Concept versus context, when it comes to dogs
Every year, I work with hundreds of people and their dogs. When I ask them what behaviors their dogs know, they proudly list them: Sit, down, paw, the other paw, stay and no. And just for the record, no is not a behavior.
Next I’ll ask them to show me the behaviors and here is what happens: They’ll walk into the kitchen and jiggle the cookie jar, the dog sits. They’ll get out the food bowl as if they are going to feed the dog, and the dog sits. Or they’ll get one treat, and have the dog run through their repertoire of behaviors, sit melts into paw, melts into the other paw, melts into down. If you are reading this, proudly and excitedly saying to yourself, “That’s what my dog does!” you should know that these are great examples of context learning.
Here’s the limitation of context learning, in these particular contexts your dog knows to sit for cookies, sit for his meal or to perform all behaviors for a treat. Unfortunately, if the context isn’t right, the dog won’t know what you are asking him and you may find yourself incorrectly assuming he’s being resentful or dominant.
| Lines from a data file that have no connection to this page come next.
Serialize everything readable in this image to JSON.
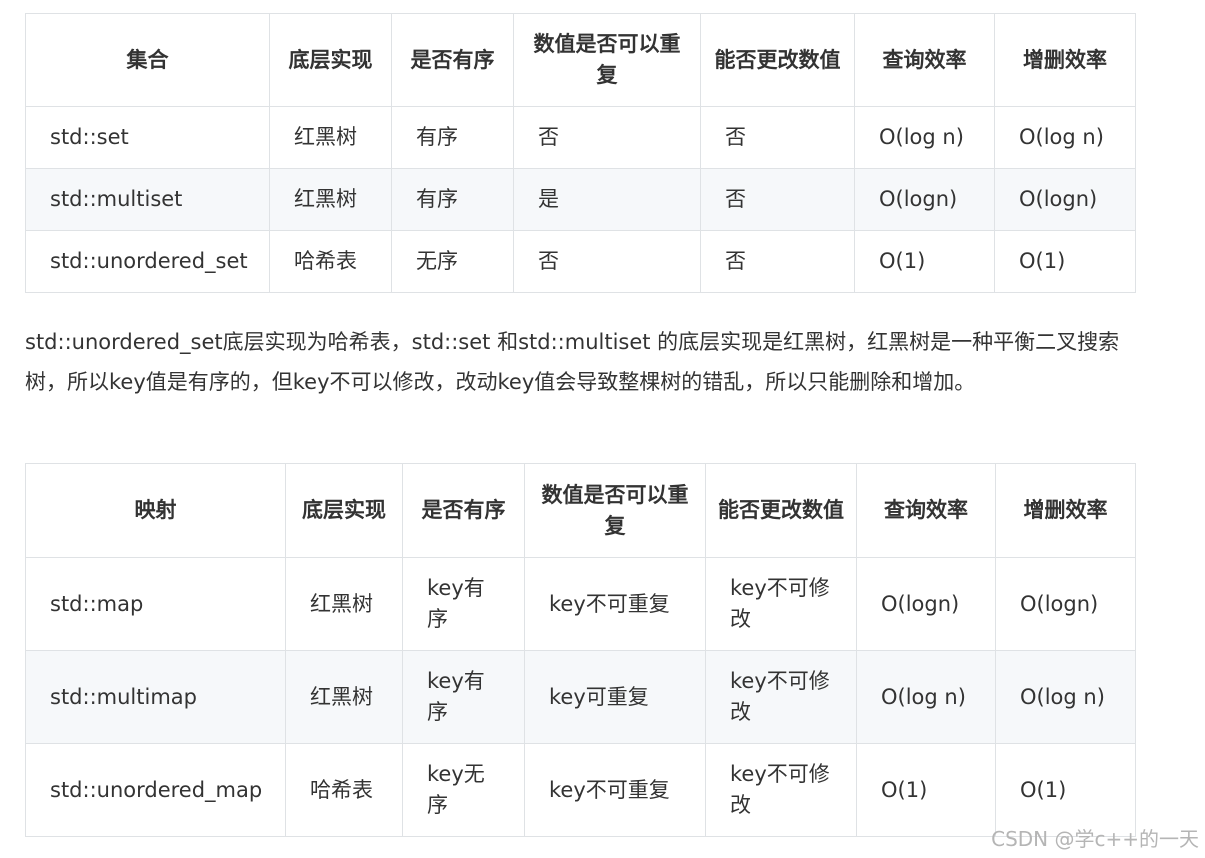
{
  "set_table": {
    "headers": [
      "集合",
      "底层实现",
      "是否有序",
      "数值是否可以重复",
      "能否更改数值",
      "查询效率",
      "增删效率"
    ],
    "rows": [
      [
        "std::set",
        "红黑树",
        "有序",
        "否",
        "否",
        "O(log n)",
        "O(log n)"
      ],
      [
        "std::multiset",
        "红黑树",
        "有序",
        "是",
        "否",
        "O(logn)",
        "O(logn)"
      ],
      [
        "std::unordered_set",
        "哈希表",
        "无序",
        "否",
        "否",
        "O(1)",
        "O(1)"
      ]
    ]
  },
  "paragraph": "std::unordered_set底层实现为哈希表，std::set 和std::multiset 的底层实现是红黑树，红黑树是一种平衡二叉搜索树，所以key值是有序的，但key不可以修改，改动key值会导致整棵树的错乱，所以只能删除和增加。",
  "map_table": {
    "headers": [
      "映射",
      "底层实现",
      "是否有序",
      "数值是否可以重复",
      "能否更改数值",
      "查询效率",
      "增删效率"
    ],
    "rows": [
      [
        "std::map",
        "红黑树",
        "key有序",
        "key不可重复",
        "key不可修改",
        "O(logn)",
        "O(logn)"
      ],
      [
        "std::multimap",
        "红黑树",
        "key有序",
        "key可重复",
        "key不可修改",
        "O(log n)",
        "O(log n)"
      ],
      [
        "std::unordered_map",
        "哈希表",
        "key无序",
        "key不可重复",
        "key不可修改",
        "O(1)",
        "O(1)"
      ]
    ]
  },
  "watermark": "CSDN @学c++的一天"
}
If you’ve hired me because you have a naughty doggie, we need to change the focus from context learning to concept learning. Here’s the difference: We want your dog to sit anywhere, anytime regardless of what you are doing. For example and a brief instruction on how to accomplish concept learning, Stretch out on your couch, have the food treat in your pocket, no cheating by having it in your hand, now ask Rover to sit. Treat him if he does. Face a wall and ask Rover to lay down, again no cheating, have the food treat in your pocket. When out for your daily walk, ask Rover to sit next to you, not in front of you. Do you get the idea?
Concept learning will serve you better than context learning. If you are experiencing behavioral issues with your dog, anywhere from jumping on people to being leash reactive, if he’s concept-trained, his basic behaviors will be generalized, meaning he understands the concept of sitting when cued to do so, everywhere and anywhere. Context-trained, or left to his own devices, chances are he’ll make the wrong behavior choice.
Once your dog understands a hand signal to sit, you need to begin the generalization process. Ask your dog for the sit behavior, using your hand signal by placing your body in at least 25 different positions. Brush your teeth, signal the sit. While making coffee, signal the sit, while driving, signal the sit — OK, not while driving, wait until you are at a stop light. Sit on the floor, signal the sit, lay on the couch, signal the sit. Be as creative as possible.
Practice makes perfect. Your dog will have fun learning the concept of all his behaviors and you will glow with pride when your dog understands them in all situations.
Certified Professional Dog Trainer Denise Mazzola is the owner of Denise Mazzola’s Everything Dog. She has been training dogs and people for over 20 years. She offers private lessons, group classes in Rindge and Swanzey, board and train as well as day training services. She lives in Keene with her partner, Amy Willey. They share their home with five dogs and three daughters. For more information, see www.everythingdognh.com.